= Beginning of Section =

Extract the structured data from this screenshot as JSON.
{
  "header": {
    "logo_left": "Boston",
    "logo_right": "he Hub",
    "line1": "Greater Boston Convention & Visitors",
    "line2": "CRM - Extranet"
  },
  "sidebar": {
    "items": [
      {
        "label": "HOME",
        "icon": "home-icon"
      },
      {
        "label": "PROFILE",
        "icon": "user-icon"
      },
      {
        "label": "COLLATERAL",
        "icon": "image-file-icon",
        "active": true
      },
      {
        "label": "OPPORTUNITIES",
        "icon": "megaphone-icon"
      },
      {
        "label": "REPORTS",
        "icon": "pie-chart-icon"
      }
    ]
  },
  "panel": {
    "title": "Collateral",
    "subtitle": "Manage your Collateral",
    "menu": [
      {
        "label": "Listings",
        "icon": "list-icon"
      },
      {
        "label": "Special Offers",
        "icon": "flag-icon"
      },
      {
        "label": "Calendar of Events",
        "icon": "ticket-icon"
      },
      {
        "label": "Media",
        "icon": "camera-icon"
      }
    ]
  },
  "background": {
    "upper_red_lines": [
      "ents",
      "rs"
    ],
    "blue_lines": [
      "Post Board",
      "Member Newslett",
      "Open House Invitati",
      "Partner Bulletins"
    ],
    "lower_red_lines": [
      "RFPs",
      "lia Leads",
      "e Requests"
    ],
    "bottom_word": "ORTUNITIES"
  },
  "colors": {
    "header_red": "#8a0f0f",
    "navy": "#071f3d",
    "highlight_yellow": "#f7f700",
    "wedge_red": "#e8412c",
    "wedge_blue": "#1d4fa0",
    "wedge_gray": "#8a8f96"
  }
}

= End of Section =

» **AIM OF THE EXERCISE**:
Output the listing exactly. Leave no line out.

» **RESPONSE**:
Extract the structured data from this screenshot as JSON.
{
  "header": {
    "logo_left": "Boston",
    "logo_right": "he Hub",
    "line1": "Greater Boston Convention & Visitors",
    "line2": "CRM - Extranet"
  },
  "sidebar": {
    "items": [
      {
        "label": "HOME",
        "icon": "home-icon"
      },
      {
        "label": "PROFILE",
        "icon": "user-icon"
      },
      {
        "label": "COLLATERAL",
        "icon": "image-file-icon",
        "active": true
      },
      {
        "label": "OPPORTUNITIES",
        "icon": "megaphone-icon"
      },
      {
        "label": "REPORTS",
        "icon": "pie-chart-icon"
      }
    ]
  },
  "panel": {
    "title": "Collateral",
    "subtitle": "Manage your Collateral",
    "menu": [
      {
        "label": "Listings",
        "icon": "list-icon"
      },
      {
        "label": "Special Offers",
        "icon": "flag-icon"
      },
      {
        "label": "Calendar of Events",
        "icon": "ticket-icon"
      },
      {
        "label": "Media",
        "icon": "camera-icon"
      }
    ]
  },
  "background": {
    "upper_red_lines": [
      "ents",
      "rs"
    ],
    "blue_lines": [
      "Post Board",
      "Member Newslett",
      "Open House Invitati",
      "Partner Bulletins"
    ],
    "lower_red_lines": [
      "RFPs",
      "lia Leads",
      "e Requests"
    ],
    "bottom_word": "ORTUNITIES"
  },
  "colors": {
    "header_red": "#8a0f0f",
    "navy": "#071f3d",
    "highlight_yellow": "#f7f700",
    "wedge_red": "#e8412c",
    "wedge_blue": "#1d4fa0",
    "wedge_gray": "#8a8f96"
  }
}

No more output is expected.